►

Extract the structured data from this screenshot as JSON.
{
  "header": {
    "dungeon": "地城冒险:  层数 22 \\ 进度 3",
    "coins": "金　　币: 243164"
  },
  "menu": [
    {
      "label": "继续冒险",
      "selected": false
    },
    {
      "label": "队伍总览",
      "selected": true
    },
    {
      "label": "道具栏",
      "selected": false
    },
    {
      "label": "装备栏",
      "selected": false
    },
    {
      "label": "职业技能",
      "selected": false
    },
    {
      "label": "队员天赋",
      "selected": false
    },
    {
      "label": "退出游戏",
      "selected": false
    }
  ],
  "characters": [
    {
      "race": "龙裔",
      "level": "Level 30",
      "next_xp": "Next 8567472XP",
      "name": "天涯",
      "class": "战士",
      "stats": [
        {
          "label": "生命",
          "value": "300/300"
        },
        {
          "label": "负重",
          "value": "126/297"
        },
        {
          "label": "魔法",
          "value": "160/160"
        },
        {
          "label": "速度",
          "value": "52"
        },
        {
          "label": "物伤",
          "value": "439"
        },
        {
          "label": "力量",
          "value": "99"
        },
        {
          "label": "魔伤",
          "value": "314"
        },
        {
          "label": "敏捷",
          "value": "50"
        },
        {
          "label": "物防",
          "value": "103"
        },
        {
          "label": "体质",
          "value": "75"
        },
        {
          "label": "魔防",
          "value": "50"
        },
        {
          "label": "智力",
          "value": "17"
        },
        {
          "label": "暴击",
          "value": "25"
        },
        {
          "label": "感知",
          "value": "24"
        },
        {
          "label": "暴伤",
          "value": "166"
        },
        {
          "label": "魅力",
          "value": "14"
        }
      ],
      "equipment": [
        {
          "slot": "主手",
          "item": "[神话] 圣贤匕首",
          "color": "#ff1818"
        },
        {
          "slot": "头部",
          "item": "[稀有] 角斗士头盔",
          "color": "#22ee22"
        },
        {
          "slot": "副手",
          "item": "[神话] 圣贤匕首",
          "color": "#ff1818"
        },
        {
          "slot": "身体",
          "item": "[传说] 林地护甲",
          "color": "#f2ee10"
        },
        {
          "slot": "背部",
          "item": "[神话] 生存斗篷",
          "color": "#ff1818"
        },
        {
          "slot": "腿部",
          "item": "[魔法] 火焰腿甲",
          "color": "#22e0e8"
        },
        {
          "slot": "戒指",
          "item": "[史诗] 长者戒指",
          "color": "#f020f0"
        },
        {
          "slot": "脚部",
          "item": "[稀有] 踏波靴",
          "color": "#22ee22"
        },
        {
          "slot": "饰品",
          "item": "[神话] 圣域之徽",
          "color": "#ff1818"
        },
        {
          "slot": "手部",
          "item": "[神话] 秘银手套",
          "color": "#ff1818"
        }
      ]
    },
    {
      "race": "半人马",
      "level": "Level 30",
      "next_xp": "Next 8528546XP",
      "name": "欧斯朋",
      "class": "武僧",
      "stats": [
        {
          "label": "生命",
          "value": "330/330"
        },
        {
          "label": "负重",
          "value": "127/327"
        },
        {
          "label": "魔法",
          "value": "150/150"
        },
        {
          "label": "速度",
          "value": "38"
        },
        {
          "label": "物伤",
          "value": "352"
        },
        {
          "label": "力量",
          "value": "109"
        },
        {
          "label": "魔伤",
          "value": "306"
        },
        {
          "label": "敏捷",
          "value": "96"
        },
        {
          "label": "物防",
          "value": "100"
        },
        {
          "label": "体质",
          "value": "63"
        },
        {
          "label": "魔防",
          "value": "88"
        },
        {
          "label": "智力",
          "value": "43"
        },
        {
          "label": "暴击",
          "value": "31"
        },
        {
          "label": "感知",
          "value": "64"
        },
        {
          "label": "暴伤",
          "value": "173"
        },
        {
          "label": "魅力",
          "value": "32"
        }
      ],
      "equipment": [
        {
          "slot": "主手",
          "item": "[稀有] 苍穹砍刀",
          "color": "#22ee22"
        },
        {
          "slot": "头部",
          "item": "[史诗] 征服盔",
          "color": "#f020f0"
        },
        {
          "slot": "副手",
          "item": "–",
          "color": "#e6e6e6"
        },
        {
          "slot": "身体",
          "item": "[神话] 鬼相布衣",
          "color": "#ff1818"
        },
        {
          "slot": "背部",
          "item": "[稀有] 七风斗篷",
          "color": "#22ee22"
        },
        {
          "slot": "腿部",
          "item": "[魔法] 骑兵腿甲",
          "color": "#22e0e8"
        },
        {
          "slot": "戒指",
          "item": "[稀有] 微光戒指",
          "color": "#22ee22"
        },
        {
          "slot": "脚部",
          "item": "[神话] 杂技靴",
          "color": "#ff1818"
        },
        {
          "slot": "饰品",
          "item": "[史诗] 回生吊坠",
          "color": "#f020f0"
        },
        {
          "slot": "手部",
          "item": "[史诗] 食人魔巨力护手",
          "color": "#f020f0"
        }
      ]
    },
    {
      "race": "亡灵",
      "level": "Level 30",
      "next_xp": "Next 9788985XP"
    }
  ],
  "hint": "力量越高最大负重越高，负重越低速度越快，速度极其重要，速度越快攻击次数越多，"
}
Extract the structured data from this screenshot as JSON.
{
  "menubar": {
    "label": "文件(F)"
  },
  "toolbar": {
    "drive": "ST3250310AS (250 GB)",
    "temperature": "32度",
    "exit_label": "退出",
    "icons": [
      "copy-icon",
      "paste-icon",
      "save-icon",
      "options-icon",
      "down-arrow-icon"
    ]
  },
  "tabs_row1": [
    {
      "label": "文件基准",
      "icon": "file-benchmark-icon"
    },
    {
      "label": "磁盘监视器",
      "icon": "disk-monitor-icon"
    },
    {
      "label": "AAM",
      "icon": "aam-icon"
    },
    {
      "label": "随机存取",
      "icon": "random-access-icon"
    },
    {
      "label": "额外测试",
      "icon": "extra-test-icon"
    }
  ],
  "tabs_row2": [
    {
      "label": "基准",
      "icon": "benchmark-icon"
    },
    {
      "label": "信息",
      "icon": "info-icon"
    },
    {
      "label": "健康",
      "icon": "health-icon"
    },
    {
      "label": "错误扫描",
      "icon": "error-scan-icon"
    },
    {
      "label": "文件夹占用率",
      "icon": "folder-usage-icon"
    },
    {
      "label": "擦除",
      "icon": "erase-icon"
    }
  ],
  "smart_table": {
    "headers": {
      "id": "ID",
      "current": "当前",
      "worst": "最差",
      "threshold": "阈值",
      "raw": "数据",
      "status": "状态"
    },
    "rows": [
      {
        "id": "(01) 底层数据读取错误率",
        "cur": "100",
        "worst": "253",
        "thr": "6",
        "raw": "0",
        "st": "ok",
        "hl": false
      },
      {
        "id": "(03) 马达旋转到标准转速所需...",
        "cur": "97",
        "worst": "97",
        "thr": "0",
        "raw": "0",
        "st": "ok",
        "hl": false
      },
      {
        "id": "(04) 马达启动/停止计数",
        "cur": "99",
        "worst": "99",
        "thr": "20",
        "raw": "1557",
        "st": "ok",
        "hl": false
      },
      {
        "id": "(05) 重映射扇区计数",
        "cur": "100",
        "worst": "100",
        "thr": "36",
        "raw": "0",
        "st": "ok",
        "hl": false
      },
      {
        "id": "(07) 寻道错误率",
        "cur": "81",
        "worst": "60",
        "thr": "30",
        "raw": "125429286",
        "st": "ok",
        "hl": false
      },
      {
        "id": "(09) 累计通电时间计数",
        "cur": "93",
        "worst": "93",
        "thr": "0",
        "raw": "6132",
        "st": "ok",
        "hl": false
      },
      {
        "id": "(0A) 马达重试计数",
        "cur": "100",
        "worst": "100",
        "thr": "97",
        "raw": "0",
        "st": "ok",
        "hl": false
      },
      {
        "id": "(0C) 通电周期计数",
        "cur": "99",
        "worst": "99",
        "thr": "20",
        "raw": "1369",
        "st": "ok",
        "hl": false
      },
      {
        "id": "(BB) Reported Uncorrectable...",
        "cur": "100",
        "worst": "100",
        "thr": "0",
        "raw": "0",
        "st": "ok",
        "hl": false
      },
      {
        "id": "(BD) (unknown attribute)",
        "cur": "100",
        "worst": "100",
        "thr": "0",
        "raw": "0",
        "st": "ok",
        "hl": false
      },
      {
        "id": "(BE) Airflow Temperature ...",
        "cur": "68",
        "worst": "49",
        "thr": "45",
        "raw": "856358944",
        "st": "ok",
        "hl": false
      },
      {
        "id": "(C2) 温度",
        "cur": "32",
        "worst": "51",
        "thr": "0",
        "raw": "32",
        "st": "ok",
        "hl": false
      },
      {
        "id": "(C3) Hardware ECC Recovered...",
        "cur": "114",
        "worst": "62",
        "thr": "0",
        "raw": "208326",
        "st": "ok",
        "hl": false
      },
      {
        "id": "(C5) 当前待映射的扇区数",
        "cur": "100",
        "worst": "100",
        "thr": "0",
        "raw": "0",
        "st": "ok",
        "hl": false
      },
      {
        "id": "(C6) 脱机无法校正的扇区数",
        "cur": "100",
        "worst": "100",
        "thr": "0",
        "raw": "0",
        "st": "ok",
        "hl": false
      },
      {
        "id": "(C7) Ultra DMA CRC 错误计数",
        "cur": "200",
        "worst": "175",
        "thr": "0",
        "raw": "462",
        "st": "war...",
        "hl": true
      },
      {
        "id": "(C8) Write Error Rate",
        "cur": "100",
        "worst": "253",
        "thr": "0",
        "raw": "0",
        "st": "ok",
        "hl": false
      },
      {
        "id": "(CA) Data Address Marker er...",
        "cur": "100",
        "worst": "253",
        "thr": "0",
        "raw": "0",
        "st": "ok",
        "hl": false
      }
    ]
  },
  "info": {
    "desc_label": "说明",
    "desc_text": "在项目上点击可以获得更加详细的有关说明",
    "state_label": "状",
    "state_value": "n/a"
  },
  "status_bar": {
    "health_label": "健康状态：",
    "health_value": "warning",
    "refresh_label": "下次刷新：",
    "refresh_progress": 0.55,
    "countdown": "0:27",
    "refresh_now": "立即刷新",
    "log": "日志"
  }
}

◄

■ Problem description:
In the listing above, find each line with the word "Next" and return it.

■ Exercise response:
      "next_xp": "Next 8567472XP",
      "next_xp": "Next 8528546XP",
      "next_xp": "Next 9788985XP"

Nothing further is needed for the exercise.